The Sports Illustrated I got today has on its last page an article about teenage baseball heart injuries from being hit by a ball in the neck or throat.
I think my books on baseball coaching are the only ones that address the danger of boys suddenly dying from cardio commotis. My web article on baseball safety also addresses it. (http://www.johntreed.com/baseballsafety.html) Other than my writings, I think you have to go to the medical community to read about this.
Here’s the deal. If a teenager or younger person is hit by a baseball in the thorax or neck, it sometimes causes them to fall over dead. Doctors are not sure of why this happens, but the tentative theory is that if the ball strikes the body at just the right part of the heart beat—a 20-millisecond stretch—it stops the heart.
Why just with boys and not men? Because boys have a more flexible thorax and neck; men have more rigid bodies in that area. A man’s body is sort of like a suit of armor that protects the heart and cardiac system. Also, as far as I know, this does not happen tackle football.
Does the speed of the ball have to be extra fast? Apparently not. I interviewed both parents of Ryan Wojick, a 10-year old who was hit by a pitch that his father told me was only traveling about 40 mile an hour. There was a firehouse within sight of the field and they responded immediately, but it was too late. Upon impact, Ryan slumped to the ground and died. I did the interview in order to impress upon the parents at my team parent meetings that my desire to use the soft baseball was for good reasons
What is the solution? We’re not sure. The SI story is about a 14-year-old boy who was very lucky. They decided to starting a defibrillator at the field for all games. Might help.
My solution, which is also in the might-work category, is to use the soft baseballs that are used in tee ball. I want them used at all levels although the sudden death problem is only with boys. It may be that the soft baseball and defibrillator won’t help.
My bigger point is that baseball is a very dangerous sport with a very safe image—a false image abetted by dishonest statements and non-actions by baseball authorities who would rater hide behind the false image than fix the problems.

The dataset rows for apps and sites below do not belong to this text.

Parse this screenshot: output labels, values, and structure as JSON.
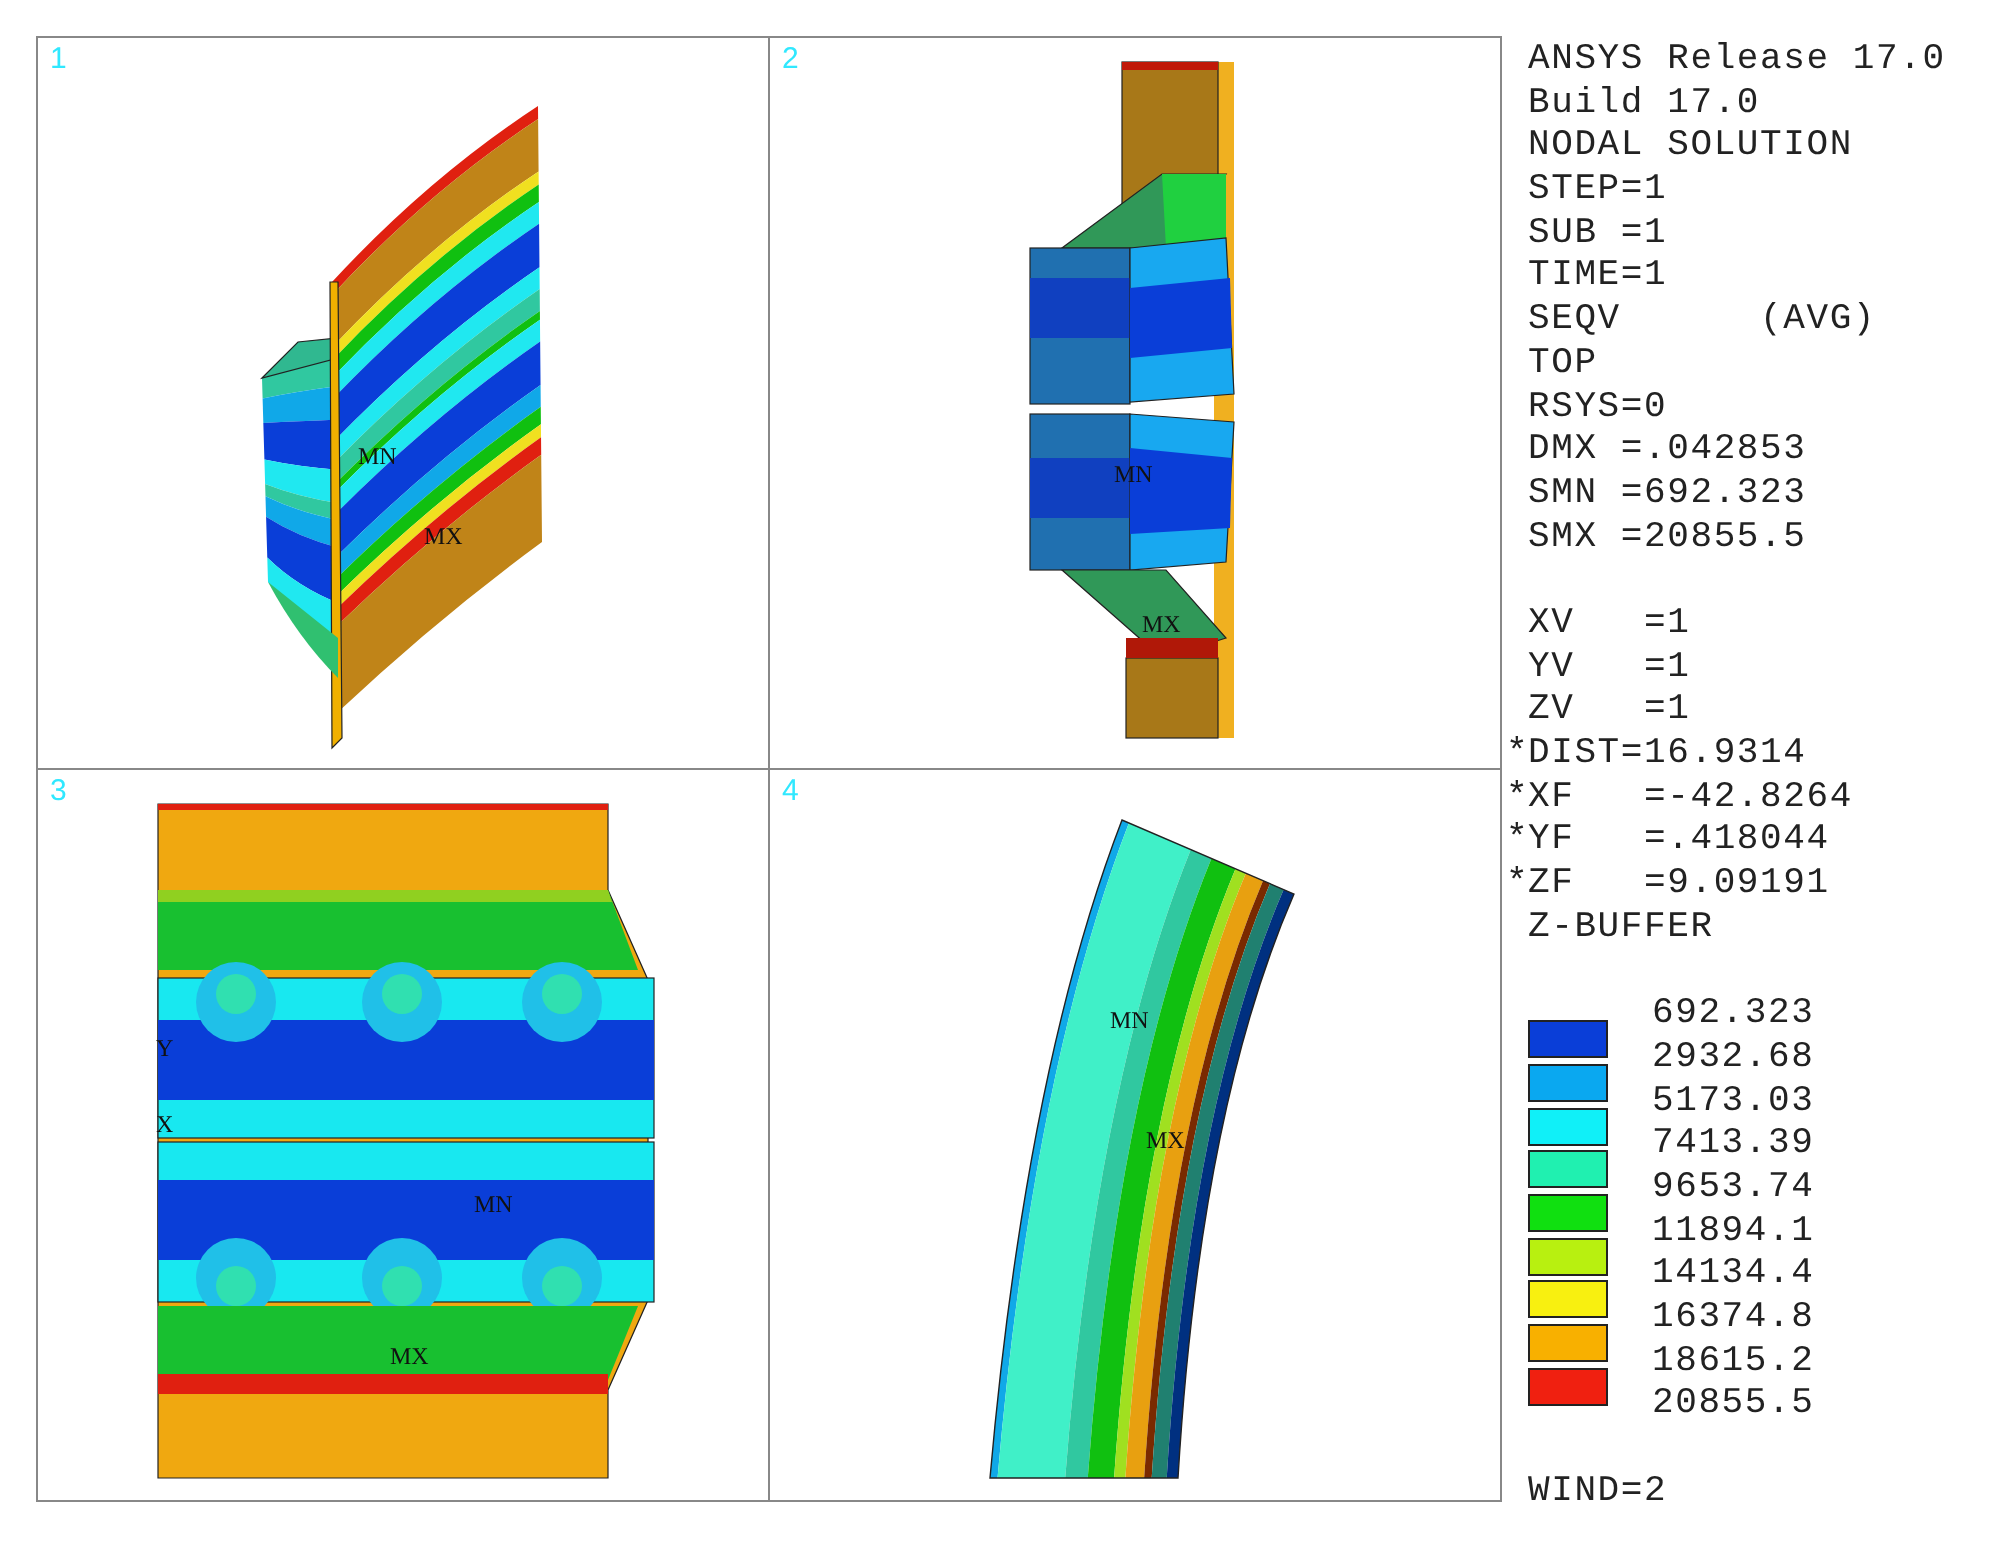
{
  "viewports": [
    {
      "number": "1",
      "kind": "iso",
      "labels": [
        {
          "text": "MN"
        },
        {
          "text": "MX"
        }
      ]
    },
    {
      "number": "2",
      "kind": "front",
      "labels": [
        {
          "text": "MN"
        },
        {
          "text": "MX"
        }
      ]
    },
    {
      "number": "3",
      "kind": "plan",
      "labels": [
        {
          "text": "Y"
        },
        {
          "text": "X"
        },
        {
          "text": "MN"
        },
        {
          "text": "MX"
        }
      ]
    },
    {
      "number": "4",
      "kind": "side",
      "labels": [
        {
          "text": "MN"
        },
        {
          "text": "MX"
        }
      ]
    }
  ],
  "info_groups": [
    [
      {
        "text": "ANSYS Release 17.0"
      },
      {
        "text": "Build 17.0"
      },
      {
        "text": "NODAL SOLUTION"
      },
      {
        "text": "STEP=1"
      },
      {
        "text": "SUB =1"
      },
      {
        "text": "TIME=1"
      },
      {
        "text": "SEQV      (AVG)"
      },
      {
        "text": "TOP"
      },
      {
        "text": "RSYS=0"
      },
      {
        "text": "DMX =.042853"
      },
      {
        "text": "SMN =692.323"
      },
      {
        "text": "SMX =20855.5"
      }
    ],
    [
      {
        "text": "XV   =1"
      },
      {
        "text": "YV   =1"
      },
      {
        "text": "ZV   =1"
      },
      {
        "marker": "*",
        "text": "DIST=16.9314"
      },
      {
        "marker": "*",
        "text": "XF   =-42.8264"
      },
      {
        "marker": "*",
        "text": "YF   =.418044"
      },
      {
        "marker": "*",
        "text": "ZF   =9.09191"
      },
      {
        "text": "Z-BUFFER"
      }
    ]
  ],
  "legend": {
    "values": [
      "692.323",
      "2932.68",
      "5173.03",
      "7413.39",
      "9653.74",
      "11894.1",
      "14134.4",
      "16374.8",
      "18615.2",
      "20855.5"
    ],
    "bands": [
      {
        "color": "#0a3ed8"
      },
      {
        "color": "#0aa8f0"
      },
      {
        "color": "#10f0f8"
      },
      {
        "color": "#20f0b0"
      },
      {
        "color": "#10e010"
      },
      {
        "color": "#b8f010"
      },
      {
        "color": "#f8f010"
      },
      {
        "color": "#f8b000"
      },
      {
        "color": "#f02010"
      }
    ]
  },
  "window_number": "WIND=2"
}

Read either my book chapter or the web article to get the details. In my other sport that I write about—football—the authorities are quick to adopt any recommended safety item like mouth guards. But mouth guards were also recommended by the medical authorities for other sports like soccer, basketball, and baseball, and those sports essentially laughed the recommendations off the agenda. The dentists even put out a follow-up news release commending hockey and football for following their recommendations, and thereby almost eliminating dental injuries in those sports, while people go on losing their teeth in soccer, basketball, and baseball whose authorities could not care less about safety.